When Oswald Gruebel, chief executive officer of UBS AG, stepped off a plane in Zurich at dusk on Sept. 14, 2011, he had an urgent message on his mobile phone from investment-banking head Carsten Kengeter.
The tax regime that’s been the backbone of the Eurobond market since its inception 50 years ago is now threatened by the same regulatory overhaul driving corporate borrowers to issue bonds rather than take bank loans.
John Hughes, who worked with Kweku Adoboli on the UBS AG ETF desk and didn’t alert management to a secret account Adoboli had where he hid profits to cover future losses, testified his firing was fair.
On a cool late summer evening last year in London’s financial district, with the euro-zone crisis worsening and Greece tottering on the edge of default, Kweku Adoboli says he asked the three traders who worked with him at UBS AG’s exchange-traded funds desk to join him for a drink.
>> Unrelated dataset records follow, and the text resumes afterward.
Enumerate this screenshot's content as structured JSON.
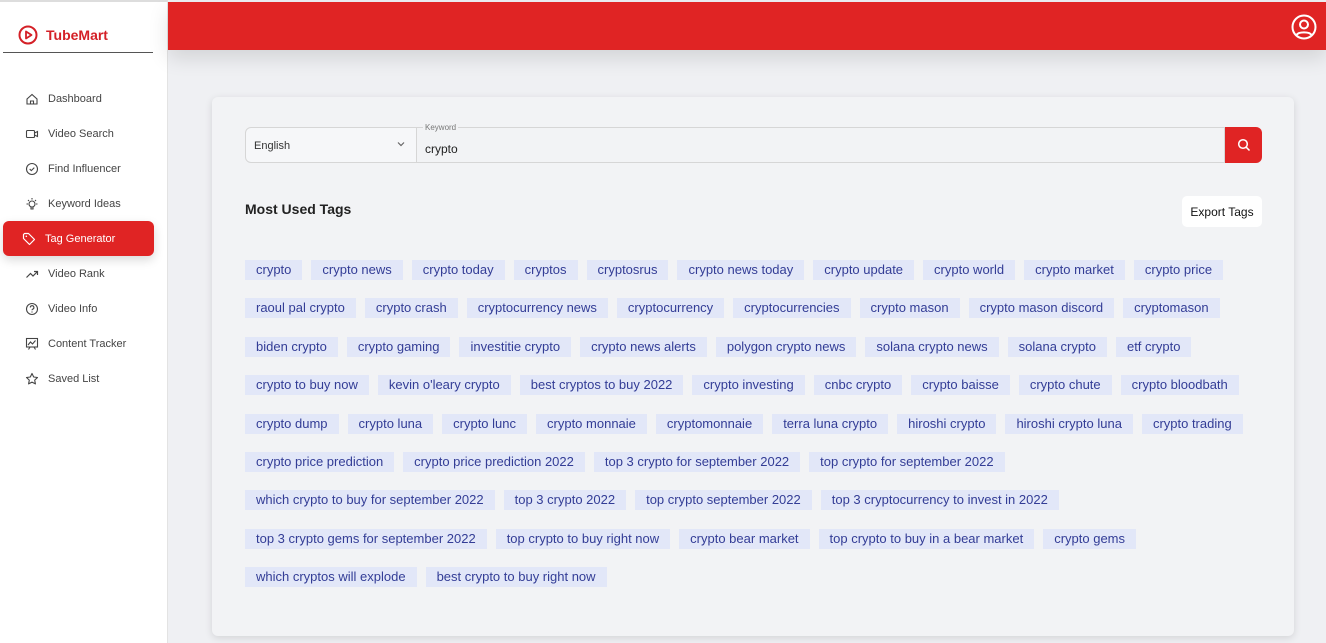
{
  "app": {
    "name": "TubeMart"
  },
  "sidebar": {
    "items": [
      {
        "label": "Dashboard",
        "icon": "home-icon"
      },
      {
        "label": "Video Search",
        "icon": "video-icon"
      },
      {
        "label": "Find Influencer",
        "icon": "check-circle-icon"
      },
      {
        "label": "Keyword Ideas",
        "icon": "lightbulb-icon"
      },
      {
        "label": "Tag Generator",
        "icon": "tag-icon",
        "active": true
      },
      {
        "label": "Video Rank",
        "icon": "trending-up-icon"
      },
      {
        "label": "Video Info",
        "icon": "help-circle-icon"
      },
      {
        "label": "Content Tracker",
        "icon": "chart-board-icon"
      },
      {
        "label": "Saved List",
        "icon": "star-icon"
      }
    ]
  },
  "search": {
    "language": "English",
    "keyword_label": "Keyword",
    "keyword_value": "crypto"
  },
  "main": {
    "title": "Most Used Tags",
    "export_label": "Export Tags"
  },
  "tag_rows": [
    [
      "crypto",
      "crypto news",
      "crypto today",
      "cryptos",
      "cryptosrus",
      "crypto news today",
      "crypto update",
      "crypto world",
      "crypto market",
      "crypto price"
    ],
    [
      "raoul pal crypto",
      "crypto crash",
      "cryptocurrency news",
      "cryptocurrency",
      "cryptocurrencies",
      "crypto mason",
      "crypto mason discord",
      "cryptomason"
    ],
    [
      "biden crypto",
      "crypto gaming",
      "investitie crypto",
      "crypto news alerts",
      "polygon crypto news",
      "solana crypto news",
      "solana crypto",
      "etf crypto"
    ],
    [
      "crypto to buy now",
      "kevin o'leary crypto",
      "best cryptos to buy 2022",
      "crypto investing",
      "cnbc crypto",
      "crypto baisse",
      "crypto chute",
      "crypto bloodbath"
    ],
    [
      "crypto dump",
      "crypto luna",
      "crypto lunc",
      "crypto monnaie",
      "cryptomonnaie",
      "terra luna crypto",
      "hiroshi crypto",
      "hiroshi crypto luna",
      "crypto trading"
    ],
    [
      "crypto price prediction",
      "crypto price prediction 2022",
      "top 3 crypto for september 2022",
      "top crypto for september 2022"
    ],
    [
      "which crypto to buy for september 2022",
      "top 3 crypto 2022",
      "top crypto september 2022",
      "top 3 cryptocurrency to invest in 2022"
    ],
    [
      "top 3 crypto gems for september 2022",
      "top crypto to buy right now",
      "crypto bear market",
      "top crypto to buy in a bear market",
      "crypto gems"
    ],
    [
      "which cryptos will explode",
      "best crypto to buy right now"
    ]
  ],
  "colors": {
    "brand": "#e02424",
    "tag_bg": "#e2e7f8",
    "tag_text": "#333d96"
  }
}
Kweku Adoboli, the former UBS AG trader on trial for fraud, went to “more elaborate lengths to make money” than others did as he produced large profits for the bank’s ETF desk, his ex-colleague John Hughes told a judge.
U.S. Supreme Court justices suggested they will shield companies from some suits alleging complicity in overseas atrocities, as the court debated how far to go in scaling back a favorite legal tool of human-rights advocates.
Kweku Adoboli, the former UBS AG trader on trial over a $2.3 billion trading loss, said his girlfriend encouraged him to confess his losses to managers while another trader on his desk told him to flee the country.